“The time is now to talk about this. You never know when someone’s health will change,” Lustig said. “And really, it’s the younger person who has the issues with addressing these subjects. They’re afraid their parents will think they’re just after the money. But I’ve found the parents don’t think that. Seniors are thinking about these things all the time. So it’s usually not a surprise to them to address this.”
Driven to distraction
Making financial plans is one thing. But giving up driving is another major hurdle. Driving performance, not age, dictates when it’s time to step away from the wheel, experts say. But if a loved one at any stage of life is showing problems on the road, it could be time for “that” conversation.
Virginia, 55, from Sunnyvale, who asked her last name not be used to prevent any embarrassment to her mother, said her 84-year-old mom would become so upset when any mention was made of not driving, that Virginia avoided the topic — until fate intervened. One evening about five years ago, her mother drove to the store then sideswiped three parked cars on the way back.
“No one was hurt, thank God. She was OK, but shaken up,” Virginia said. “Fortunately, though — and I really mean fortunately — her big blue Buick was considered totaled. So she had to give it up.”
Virginia admits she should have worked with her mother on this issue sooner. “But can you imagine someone telling you that you can’t drive anymore? That you can’t have your freedom?” she asked. “I can’t imagine that.”
Even so, elder care professionals at CEI say it’s better to acknowledge the problems than risk an accident. But the advice is to “go easy.” Expect to have several conversations about this. Show your concern for maintaining your parent’s ability to get around and participate in life activities.
One idea is to practice using alternatives. Work toward zero driving. Have family members and friends provide rides more often. Make it natural by saying, “Let’s go shopping together today.” Join Mom in trying public transportation. Arrange for home delivery of goods and for automated bank deposits/payments.
If Dad doesn’t follow through with promised changes, you need to take further action. See if the doctor will set limits. Remind Dad his behavior puts others at risk. Impose family restrictions, such as telling him he can no longer drive when the grandkids are in the car.
A lot of senior citizens say they don’t want to leave these decisions up to their adult children anyway — to prevent such choices from being a burden on relatives, but also to maintain control.
Maagy Maagy, 83, a retired theater arts professor who lives in her own apartment in Alameda, has made very conscious, matter-of-fact decisions about the aging process. Her two children live in other areas and are not directly involved in her life. So she contacted various social service agencies, gets Meals on Wheels, signed up with CEI’s Program of All-inclusive Care for the Elderly (PACE), and has also made funeral and burial arrangements.

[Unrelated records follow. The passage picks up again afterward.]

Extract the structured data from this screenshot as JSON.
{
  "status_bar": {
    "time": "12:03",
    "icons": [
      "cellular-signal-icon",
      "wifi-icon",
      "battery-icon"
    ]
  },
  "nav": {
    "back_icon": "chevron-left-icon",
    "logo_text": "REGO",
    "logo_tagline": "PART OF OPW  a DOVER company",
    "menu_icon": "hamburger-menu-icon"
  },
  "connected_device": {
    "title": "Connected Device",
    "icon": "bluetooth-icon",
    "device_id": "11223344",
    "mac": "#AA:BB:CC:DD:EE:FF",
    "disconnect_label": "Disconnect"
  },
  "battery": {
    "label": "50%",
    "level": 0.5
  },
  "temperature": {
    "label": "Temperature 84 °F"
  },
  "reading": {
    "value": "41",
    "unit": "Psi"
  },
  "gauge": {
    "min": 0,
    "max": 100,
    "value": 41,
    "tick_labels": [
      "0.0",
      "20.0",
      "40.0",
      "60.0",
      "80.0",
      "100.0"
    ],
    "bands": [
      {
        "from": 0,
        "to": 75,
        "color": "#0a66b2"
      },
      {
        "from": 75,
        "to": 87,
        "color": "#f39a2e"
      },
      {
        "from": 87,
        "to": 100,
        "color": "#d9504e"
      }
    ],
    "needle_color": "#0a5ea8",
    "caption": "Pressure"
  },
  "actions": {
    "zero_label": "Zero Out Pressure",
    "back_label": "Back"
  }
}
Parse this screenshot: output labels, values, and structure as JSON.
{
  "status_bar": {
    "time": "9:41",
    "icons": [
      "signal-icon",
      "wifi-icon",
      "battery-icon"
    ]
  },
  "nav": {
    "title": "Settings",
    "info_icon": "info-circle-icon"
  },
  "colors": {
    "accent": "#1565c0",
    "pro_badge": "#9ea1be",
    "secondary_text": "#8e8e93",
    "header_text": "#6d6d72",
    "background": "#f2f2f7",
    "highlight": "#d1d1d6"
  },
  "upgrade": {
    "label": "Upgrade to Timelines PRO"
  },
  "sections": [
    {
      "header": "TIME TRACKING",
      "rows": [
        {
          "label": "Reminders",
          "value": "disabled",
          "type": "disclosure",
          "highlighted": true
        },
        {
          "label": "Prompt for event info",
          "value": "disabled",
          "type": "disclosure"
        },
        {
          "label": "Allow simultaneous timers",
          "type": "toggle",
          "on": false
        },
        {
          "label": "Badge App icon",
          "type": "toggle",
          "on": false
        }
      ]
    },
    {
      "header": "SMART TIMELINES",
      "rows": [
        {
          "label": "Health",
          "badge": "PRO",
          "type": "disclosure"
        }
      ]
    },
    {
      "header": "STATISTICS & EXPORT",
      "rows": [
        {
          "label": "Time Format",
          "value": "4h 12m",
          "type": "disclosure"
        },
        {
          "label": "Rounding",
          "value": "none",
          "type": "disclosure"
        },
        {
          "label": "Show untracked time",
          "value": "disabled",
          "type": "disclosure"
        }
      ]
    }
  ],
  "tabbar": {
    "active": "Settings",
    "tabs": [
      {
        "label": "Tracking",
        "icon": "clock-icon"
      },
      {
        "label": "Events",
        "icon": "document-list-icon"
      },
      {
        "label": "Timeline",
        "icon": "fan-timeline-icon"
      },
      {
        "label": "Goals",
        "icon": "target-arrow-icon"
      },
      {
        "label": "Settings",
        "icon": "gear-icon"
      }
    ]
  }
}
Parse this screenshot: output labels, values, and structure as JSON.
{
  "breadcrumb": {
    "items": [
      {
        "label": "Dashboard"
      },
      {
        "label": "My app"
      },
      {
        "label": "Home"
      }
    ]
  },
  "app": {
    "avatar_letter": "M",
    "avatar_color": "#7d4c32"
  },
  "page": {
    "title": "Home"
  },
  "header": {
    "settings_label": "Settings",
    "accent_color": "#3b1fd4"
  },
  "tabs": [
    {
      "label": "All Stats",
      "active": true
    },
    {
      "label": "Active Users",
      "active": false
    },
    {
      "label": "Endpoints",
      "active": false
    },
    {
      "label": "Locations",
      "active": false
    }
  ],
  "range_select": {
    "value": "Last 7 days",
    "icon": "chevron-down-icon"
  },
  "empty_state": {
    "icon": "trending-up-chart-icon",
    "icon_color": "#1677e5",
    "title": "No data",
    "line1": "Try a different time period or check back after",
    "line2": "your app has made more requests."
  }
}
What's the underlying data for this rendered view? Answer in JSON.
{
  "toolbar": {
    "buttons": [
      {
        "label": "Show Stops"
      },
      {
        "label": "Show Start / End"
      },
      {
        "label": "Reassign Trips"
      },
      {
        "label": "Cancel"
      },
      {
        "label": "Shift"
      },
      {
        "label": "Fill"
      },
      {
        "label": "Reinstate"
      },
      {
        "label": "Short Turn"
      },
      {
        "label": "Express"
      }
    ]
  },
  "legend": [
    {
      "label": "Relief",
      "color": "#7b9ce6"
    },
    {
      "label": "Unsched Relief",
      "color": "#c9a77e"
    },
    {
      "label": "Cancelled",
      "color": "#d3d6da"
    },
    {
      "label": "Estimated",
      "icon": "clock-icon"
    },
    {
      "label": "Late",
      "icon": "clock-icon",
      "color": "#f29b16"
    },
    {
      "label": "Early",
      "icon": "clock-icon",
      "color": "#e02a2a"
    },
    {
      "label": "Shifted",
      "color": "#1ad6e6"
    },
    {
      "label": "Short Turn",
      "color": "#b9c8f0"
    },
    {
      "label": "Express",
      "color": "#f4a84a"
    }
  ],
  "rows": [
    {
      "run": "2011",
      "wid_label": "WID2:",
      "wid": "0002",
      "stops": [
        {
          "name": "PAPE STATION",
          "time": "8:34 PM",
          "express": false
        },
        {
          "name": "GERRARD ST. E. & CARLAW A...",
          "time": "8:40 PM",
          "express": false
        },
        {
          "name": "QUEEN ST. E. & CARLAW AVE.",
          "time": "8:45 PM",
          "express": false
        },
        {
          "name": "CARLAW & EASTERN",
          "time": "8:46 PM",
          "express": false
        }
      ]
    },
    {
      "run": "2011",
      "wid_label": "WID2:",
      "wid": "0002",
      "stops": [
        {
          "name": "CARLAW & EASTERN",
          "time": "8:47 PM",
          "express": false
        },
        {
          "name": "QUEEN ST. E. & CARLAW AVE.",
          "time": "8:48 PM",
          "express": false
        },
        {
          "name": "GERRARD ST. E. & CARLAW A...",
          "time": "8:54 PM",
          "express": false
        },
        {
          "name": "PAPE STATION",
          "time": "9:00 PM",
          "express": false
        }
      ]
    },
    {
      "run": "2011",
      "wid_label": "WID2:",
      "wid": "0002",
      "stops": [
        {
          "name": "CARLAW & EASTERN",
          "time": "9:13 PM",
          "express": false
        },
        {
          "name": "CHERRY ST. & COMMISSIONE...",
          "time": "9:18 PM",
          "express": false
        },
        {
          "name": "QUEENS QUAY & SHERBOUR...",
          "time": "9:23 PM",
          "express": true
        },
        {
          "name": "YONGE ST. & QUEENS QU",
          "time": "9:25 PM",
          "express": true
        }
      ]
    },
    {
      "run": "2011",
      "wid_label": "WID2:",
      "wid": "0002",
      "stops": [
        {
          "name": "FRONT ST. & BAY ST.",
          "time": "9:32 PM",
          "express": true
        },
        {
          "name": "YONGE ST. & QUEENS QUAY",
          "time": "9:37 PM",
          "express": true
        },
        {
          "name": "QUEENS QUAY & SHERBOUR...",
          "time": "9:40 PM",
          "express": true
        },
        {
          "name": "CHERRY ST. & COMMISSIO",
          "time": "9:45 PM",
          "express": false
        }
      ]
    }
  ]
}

“Getting old is something you don’t want to admit,” she said. “Being independent all your life, it’s really hard to give that up. But I came to the conclusion that everybody has to die. It’s not something said to sound morbid. It just happens. You have to deal with it and take responsibility yourself.”
Starting ‘the talk’
Ready to begin “the talk” with your parents? Experts offer these tips:
- Start discussions early, while faculties are still strong.
- Be patient. Forcing help is counterproductive.
Be sensitive to concerns, possible anger and frustration.
- Avoid “shoulds” and judgmental comments.
- If immediate intervention is necessary, it’s often best received from a trusted family friend, clergy member or health professional
- Realize you may be in your parents’ shoes one day.
County Adult & Aging Services:
- Alameda: 510-577-1900
- Contra Costa: 925-229-8434
- Santa Clara: 408-975-4900
- San Mateo: 800-675-8437